[DATA TO USE Boundary: Start]
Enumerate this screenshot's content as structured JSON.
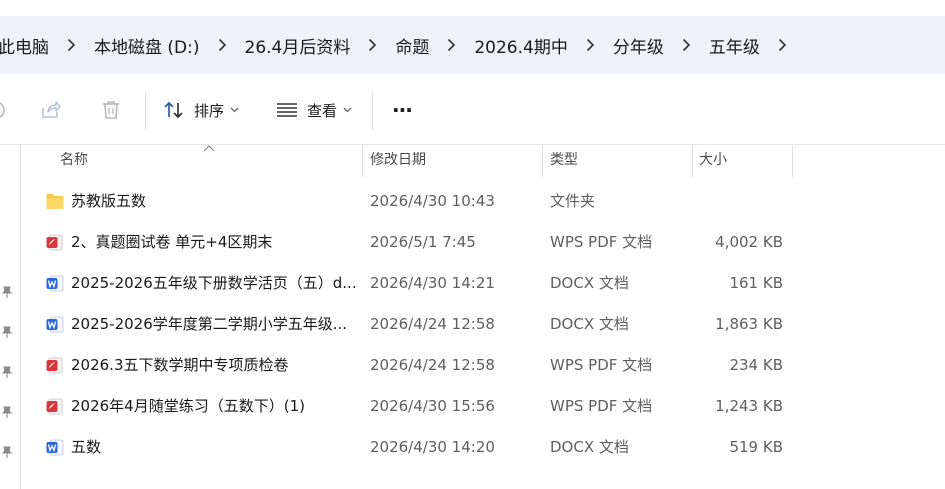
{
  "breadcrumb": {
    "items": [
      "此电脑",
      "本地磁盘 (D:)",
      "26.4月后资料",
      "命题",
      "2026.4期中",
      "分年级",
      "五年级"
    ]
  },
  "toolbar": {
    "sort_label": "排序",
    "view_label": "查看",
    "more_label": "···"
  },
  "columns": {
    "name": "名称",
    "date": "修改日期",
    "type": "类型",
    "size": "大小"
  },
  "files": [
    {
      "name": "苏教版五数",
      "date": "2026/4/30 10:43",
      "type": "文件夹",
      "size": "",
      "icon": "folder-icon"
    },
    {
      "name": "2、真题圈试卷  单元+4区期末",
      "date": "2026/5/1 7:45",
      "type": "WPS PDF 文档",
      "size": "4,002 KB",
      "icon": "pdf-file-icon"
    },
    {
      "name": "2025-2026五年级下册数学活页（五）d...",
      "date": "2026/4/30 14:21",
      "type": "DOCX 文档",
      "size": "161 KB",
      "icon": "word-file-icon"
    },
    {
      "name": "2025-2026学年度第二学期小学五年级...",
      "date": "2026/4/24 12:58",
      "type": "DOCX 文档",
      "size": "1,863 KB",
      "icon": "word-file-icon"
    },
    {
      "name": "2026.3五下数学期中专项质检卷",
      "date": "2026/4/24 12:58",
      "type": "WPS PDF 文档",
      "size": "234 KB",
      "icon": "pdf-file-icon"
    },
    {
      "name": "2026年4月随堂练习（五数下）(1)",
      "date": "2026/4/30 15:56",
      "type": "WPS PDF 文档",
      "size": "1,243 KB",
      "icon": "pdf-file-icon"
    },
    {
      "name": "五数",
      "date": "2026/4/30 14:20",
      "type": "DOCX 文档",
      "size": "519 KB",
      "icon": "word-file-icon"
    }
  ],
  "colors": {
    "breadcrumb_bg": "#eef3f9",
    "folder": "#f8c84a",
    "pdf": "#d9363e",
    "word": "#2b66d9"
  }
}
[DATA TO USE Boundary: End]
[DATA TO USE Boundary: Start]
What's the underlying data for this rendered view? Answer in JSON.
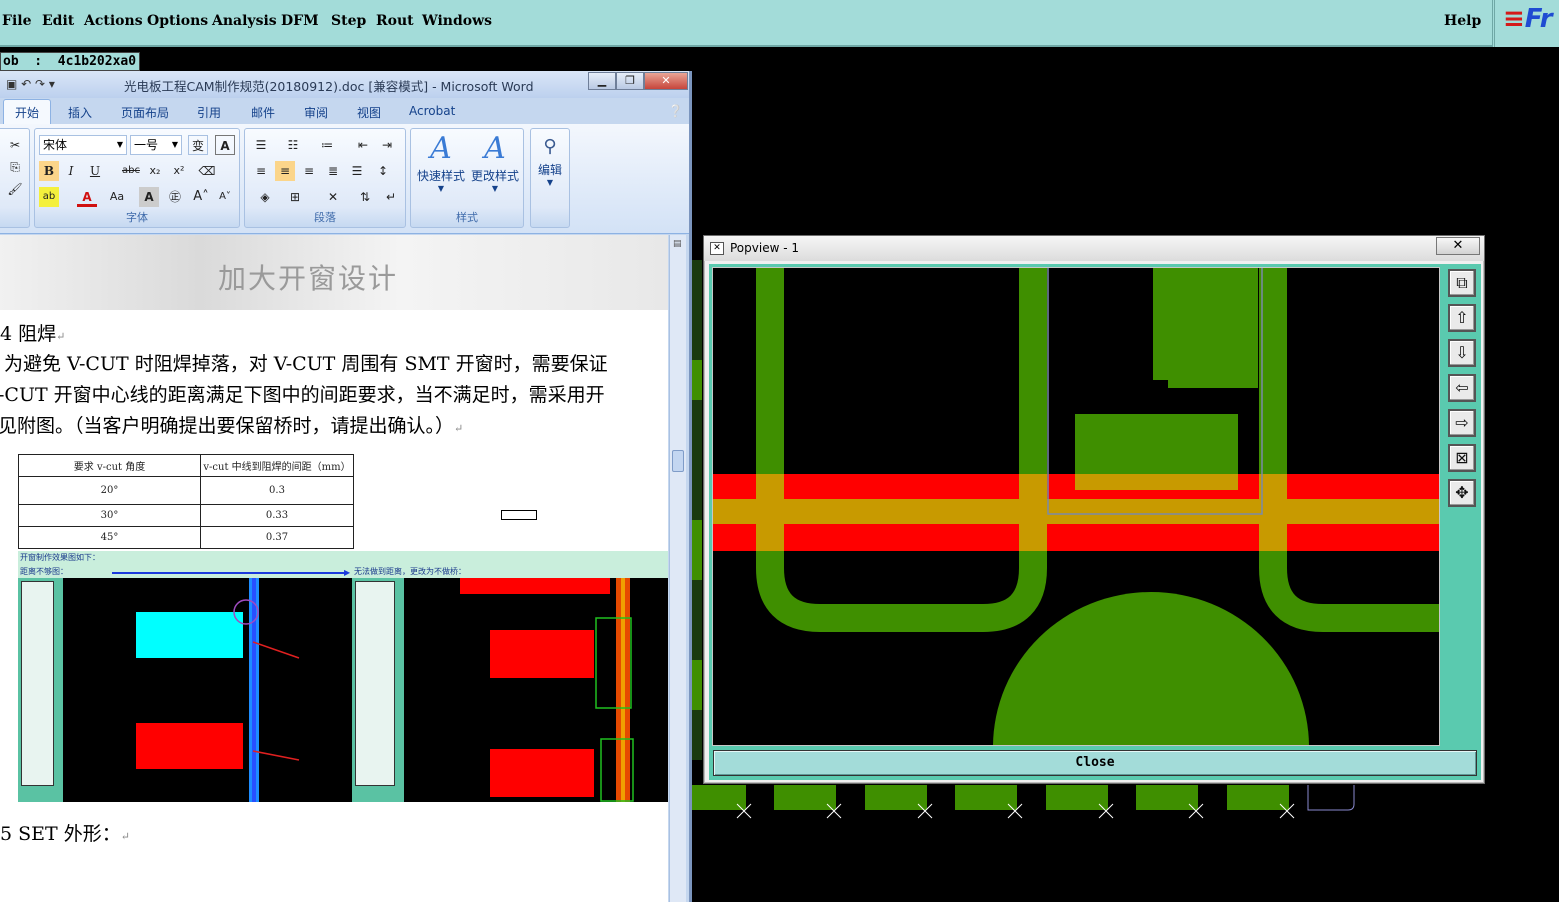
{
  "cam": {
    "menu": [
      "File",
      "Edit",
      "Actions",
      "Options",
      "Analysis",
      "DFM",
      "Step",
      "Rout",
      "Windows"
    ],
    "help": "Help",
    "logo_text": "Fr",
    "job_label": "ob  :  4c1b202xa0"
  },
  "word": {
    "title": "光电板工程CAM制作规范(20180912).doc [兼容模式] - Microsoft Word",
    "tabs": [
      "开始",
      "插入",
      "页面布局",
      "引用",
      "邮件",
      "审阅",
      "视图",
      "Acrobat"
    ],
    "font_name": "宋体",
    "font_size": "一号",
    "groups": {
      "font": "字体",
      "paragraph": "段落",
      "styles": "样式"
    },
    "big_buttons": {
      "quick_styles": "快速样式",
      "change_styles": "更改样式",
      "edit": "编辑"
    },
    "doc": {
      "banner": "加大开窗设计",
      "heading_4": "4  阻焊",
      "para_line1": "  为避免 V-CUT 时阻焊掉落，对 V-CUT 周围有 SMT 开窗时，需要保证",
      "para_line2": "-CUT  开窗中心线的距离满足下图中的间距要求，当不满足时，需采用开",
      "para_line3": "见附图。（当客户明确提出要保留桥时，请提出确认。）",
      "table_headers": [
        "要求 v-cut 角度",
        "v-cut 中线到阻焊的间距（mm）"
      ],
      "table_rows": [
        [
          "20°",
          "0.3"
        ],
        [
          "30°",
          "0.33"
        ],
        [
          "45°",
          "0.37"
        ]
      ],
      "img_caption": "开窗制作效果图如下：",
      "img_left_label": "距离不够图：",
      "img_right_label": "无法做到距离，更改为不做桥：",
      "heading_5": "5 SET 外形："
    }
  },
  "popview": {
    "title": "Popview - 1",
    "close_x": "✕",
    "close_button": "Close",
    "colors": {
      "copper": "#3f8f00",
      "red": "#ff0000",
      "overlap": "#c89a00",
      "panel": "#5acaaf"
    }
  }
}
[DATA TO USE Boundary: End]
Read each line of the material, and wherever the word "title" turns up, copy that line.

    "title": "光电板工程CAM制作规范(20180912).doc [兼容模式] - Microsoft Word",
    "title": "Popview - 1",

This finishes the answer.